Furthermore, Patrick Culliton, a witness for the furniture retail company, claimed that because of how close Tabibi was to the box, it could not have accelerated quickly enough to properly injure her

Properly injure?

And then this…

In the months after, Tabibi reported feeling low moods and intense anxiety and was diagnosed with Adjustment Disorder. She also said she feared the same accident happening to her children, or even to herself again.

I could not find an explanation for the 3 hour tour. If Ikea was indeed negligent then they should pay but it seems a bit over the top.

Many many years ago my mother inlaw was grocery shopping with our daughter who was a baby at the time, she reached up to grab something and a can fell off the shelf landing on my kid’s head. It drew blood and there was a lot of screaming and crying from both of them. My mother in law apologized for causing a scene when the manager came over. No one wanted to sue or sign any waivers. They just went on shopping.

Looks like I could have been rich or at least paid for her college education.

One other brief story.

My wife was a district manager for a fast food chain, also many years ago, someone came to the counter and claimed to have slipped on the water leaking from the drinking fountain. She took a report and filled out a form. The insurance company paid the person a few grand. The owner wanted to fight it because, get this, there was no drinking fountain in the restaurant. The insurance company said it would be cheaper to write a check then to go to court or even just get it dismissed before ever getting to court.

Point is, insurance companies and lawyers have created the situation. People figured out long ago this is how you can make some money.

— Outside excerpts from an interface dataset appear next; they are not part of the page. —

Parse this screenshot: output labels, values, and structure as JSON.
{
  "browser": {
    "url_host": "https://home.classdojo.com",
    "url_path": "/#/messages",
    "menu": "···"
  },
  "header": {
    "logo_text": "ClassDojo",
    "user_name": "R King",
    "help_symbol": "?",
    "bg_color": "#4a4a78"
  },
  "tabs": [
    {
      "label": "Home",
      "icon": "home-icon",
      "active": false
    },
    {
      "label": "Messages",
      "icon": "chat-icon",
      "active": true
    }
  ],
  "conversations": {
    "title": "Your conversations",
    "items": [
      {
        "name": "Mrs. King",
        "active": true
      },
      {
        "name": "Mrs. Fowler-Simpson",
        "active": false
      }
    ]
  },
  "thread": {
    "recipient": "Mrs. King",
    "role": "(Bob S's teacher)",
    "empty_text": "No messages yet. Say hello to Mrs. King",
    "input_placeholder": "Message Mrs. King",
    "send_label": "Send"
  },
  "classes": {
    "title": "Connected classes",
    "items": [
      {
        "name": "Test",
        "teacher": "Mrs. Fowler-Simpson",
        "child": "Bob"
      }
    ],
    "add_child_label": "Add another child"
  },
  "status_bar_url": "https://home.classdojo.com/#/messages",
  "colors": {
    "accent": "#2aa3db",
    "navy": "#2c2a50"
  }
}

Even in Canada, slip and fall lawsuits are going crazy, with consequences.